(1) Children are no better than adults. Some kids are great, but the vast majority are just so-so, which is okay since the supply of so-so adults will then never trickle away to nothing. No one’s to blame here, because, since a child is evolutionarily designed to tug at heartstrings of adults capable of protecting him or her from natural predators, adults understandably tend to overestimate the value and potential of every child they meet.
(2) Superficial stuff (like youth and beauty) matters. Yeah, a good soul is nice to have, but try picking up somebody at the bar with the goodness of your soul. Wisdom, honesty, dependability, and creativity are less likely to get you laid (or gainfully employed) than clear skin, a full head of hair, big but not monstrous muscles or big but not monstrous boobs, and bright, even teeth.
(3) Eat as healthy, local, and macrobiotic as you care to, but you are still gonna die, probably after a long, uncomfortable illness that some asshole you know will peg to your past life-style choices. I strongly recommend taking care of your body; just don’t fool yourself into believing that passing up French fries or coconut cake significantly improves your chances of being here in fifty years.

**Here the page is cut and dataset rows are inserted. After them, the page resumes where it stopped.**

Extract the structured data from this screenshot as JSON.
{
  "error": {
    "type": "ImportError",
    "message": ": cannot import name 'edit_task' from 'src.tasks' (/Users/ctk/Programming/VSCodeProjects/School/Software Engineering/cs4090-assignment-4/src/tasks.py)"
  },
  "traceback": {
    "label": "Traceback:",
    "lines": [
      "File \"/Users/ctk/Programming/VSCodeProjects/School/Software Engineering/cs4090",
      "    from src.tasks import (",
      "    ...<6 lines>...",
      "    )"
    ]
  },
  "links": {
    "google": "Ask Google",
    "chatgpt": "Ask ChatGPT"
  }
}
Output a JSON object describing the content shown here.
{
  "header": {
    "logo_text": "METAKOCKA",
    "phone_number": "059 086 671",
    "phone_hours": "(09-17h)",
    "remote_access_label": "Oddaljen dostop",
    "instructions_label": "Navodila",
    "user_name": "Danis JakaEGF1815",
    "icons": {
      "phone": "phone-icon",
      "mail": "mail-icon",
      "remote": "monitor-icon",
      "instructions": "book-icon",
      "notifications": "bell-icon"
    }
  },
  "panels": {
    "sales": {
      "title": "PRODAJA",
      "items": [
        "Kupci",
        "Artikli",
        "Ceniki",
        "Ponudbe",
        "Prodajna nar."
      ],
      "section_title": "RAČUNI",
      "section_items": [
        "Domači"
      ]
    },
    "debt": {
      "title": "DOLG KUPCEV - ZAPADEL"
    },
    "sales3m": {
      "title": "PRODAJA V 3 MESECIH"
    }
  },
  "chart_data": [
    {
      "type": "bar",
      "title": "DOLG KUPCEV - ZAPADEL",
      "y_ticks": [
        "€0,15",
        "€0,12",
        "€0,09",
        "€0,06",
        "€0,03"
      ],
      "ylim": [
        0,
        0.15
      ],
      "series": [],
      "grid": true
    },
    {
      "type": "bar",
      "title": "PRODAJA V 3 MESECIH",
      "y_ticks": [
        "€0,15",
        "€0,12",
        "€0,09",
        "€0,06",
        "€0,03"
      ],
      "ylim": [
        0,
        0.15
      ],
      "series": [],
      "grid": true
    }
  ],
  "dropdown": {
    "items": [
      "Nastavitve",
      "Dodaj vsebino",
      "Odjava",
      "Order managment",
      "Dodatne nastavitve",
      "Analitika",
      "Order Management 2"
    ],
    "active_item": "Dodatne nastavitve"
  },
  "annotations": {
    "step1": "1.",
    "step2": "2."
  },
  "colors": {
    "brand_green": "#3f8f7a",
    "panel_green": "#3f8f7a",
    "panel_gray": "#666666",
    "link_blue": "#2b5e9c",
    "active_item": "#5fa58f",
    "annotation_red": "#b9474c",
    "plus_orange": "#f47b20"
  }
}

(4) Nobody in politics gives a rat’s ass about you—unless you’re a person with more clout and power than he or she has. Sure, we little guys make the votes, but the face you will have to look at for the next four years on CNN does not have to return the favor. Welcome to the anonymous masses. Your chances are better for screwing the American Idol contestant you voted for than getting a special favor from your senator.
(5) Your last opportunity to do something wonderful and exciting in life was probably your last opportunity to do that particular wonderful and exciting thing … ever. Potential adventures are nothing to turn your nose up at. They are rare and crop up unpredictably and often inconveniently. The word “yes” always has a sell-by date, sooner than later, but “no” can sit on the shelf till the day you die.

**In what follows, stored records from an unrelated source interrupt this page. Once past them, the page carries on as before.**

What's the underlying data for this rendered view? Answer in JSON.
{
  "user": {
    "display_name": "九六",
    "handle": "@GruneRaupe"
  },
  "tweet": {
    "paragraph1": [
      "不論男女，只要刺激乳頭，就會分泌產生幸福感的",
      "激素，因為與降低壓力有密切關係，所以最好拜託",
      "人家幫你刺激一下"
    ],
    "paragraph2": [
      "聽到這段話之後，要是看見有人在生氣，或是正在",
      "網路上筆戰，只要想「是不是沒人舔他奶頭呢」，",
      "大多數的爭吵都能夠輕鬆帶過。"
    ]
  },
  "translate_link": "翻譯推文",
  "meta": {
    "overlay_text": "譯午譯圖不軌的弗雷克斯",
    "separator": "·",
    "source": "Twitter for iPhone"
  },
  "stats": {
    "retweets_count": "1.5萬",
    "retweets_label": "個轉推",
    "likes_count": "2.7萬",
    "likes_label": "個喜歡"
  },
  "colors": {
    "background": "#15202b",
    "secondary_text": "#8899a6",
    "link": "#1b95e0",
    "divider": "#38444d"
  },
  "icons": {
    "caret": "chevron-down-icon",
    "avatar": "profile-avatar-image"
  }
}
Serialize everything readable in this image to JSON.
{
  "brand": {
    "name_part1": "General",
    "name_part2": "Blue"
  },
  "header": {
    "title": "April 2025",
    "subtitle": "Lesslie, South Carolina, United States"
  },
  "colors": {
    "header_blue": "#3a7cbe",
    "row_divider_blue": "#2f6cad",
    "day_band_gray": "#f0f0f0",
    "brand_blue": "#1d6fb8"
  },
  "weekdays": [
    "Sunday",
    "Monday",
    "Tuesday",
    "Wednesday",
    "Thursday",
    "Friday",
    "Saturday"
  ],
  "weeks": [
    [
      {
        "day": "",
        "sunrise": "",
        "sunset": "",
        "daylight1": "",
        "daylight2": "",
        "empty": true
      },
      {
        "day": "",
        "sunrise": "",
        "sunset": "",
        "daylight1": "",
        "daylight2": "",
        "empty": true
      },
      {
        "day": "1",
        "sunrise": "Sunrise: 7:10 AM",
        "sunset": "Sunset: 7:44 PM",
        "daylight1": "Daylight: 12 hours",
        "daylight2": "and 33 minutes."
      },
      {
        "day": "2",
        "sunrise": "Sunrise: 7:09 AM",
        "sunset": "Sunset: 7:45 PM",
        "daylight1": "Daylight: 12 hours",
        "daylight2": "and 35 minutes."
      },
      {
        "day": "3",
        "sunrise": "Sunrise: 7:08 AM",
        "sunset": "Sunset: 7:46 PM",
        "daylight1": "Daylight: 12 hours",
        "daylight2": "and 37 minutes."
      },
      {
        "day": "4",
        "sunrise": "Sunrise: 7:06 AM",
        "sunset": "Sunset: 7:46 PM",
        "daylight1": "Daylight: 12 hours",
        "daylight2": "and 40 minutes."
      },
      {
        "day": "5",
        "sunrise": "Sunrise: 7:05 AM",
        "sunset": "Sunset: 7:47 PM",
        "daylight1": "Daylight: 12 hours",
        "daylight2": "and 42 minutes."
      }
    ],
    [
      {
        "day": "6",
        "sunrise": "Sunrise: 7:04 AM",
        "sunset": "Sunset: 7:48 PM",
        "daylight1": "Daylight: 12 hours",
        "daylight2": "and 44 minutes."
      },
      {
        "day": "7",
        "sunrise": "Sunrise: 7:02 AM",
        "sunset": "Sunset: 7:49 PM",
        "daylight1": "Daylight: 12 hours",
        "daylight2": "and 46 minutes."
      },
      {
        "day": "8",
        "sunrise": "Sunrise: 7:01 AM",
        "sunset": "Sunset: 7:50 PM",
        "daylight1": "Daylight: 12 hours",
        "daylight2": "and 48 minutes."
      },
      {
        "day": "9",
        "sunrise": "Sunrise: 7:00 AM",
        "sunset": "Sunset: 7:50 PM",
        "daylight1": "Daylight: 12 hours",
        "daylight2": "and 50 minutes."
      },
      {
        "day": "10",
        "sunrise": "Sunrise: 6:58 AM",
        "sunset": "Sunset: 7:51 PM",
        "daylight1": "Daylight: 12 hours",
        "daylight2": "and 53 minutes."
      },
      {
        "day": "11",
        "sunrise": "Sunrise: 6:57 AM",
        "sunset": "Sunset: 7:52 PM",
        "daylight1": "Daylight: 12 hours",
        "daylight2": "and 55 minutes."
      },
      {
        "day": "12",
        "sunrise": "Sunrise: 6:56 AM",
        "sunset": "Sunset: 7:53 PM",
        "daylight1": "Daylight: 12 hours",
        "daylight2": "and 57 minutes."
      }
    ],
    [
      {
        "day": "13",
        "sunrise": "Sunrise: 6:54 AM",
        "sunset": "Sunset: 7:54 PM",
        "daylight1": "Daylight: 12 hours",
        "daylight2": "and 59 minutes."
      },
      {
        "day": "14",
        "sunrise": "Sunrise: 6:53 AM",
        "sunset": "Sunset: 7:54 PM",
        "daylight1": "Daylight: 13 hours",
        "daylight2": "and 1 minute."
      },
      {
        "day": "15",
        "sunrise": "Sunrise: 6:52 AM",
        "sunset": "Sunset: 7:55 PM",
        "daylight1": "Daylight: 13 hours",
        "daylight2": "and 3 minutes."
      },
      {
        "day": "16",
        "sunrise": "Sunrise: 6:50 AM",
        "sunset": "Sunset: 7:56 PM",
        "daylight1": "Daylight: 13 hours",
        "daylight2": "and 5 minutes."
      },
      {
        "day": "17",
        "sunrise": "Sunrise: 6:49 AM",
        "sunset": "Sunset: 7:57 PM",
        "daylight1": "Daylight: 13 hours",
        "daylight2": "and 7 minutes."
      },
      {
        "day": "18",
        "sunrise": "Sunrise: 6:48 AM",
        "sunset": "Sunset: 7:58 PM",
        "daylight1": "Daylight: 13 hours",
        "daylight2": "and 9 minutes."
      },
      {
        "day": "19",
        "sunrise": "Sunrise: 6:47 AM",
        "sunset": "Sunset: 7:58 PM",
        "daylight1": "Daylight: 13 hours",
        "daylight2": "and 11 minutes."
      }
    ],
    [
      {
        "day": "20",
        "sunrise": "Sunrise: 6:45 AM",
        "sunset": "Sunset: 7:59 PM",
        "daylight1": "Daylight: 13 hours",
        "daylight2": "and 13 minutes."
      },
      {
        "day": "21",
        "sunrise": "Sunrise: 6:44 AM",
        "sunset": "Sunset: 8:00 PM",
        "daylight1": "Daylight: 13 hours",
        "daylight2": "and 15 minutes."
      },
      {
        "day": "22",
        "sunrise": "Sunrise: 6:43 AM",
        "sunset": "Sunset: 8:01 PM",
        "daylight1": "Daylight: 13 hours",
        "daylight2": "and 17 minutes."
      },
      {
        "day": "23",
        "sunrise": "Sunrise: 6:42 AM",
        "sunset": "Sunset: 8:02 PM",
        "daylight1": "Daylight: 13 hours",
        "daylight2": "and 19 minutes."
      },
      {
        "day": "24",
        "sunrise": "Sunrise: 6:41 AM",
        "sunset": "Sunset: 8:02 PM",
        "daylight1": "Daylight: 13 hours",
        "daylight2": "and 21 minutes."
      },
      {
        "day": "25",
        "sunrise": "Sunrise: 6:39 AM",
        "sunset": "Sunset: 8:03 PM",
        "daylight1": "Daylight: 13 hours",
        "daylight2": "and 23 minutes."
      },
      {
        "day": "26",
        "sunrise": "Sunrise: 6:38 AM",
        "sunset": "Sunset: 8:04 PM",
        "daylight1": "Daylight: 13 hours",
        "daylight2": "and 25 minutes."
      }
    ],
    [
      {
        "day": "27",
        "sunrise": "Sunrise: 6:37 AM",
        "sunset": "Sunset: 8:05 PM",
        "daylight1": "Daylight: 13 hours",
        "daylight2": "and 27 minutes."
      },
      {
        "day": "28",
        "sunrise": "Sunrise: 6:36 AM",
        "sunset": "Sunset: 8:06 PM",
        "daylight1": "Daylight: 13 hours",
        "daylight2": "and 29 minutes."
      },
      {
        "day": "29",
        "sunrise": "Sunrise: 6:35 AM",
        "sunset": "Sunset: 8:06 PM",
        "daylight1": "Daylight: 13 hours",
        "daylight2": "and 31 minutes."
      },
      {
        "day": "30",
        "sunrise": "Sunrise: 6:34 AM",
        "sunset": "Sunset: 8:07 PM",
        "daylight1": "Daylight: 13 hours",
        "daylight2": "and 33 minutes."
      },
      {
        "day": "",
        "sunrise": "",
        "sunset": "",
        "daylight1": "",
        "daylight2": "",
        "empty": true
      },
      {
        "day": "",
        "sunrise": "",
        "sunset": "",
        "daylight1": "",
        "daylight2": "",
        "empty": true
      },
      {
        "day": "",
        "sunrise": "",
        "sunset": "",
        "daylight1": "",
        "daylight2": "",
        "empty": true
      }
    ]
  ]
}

(6) Whining doesn’t work. I once was told that 80% of the people you complain to don’t care one way or the other, and the other 20% think you’re getting exactly what you deserve. Sure, it feels good to vent—sometimes the urge is irresistible—but being a victim is something you feel inside which hardly ever translates well when expressed out loud or in print.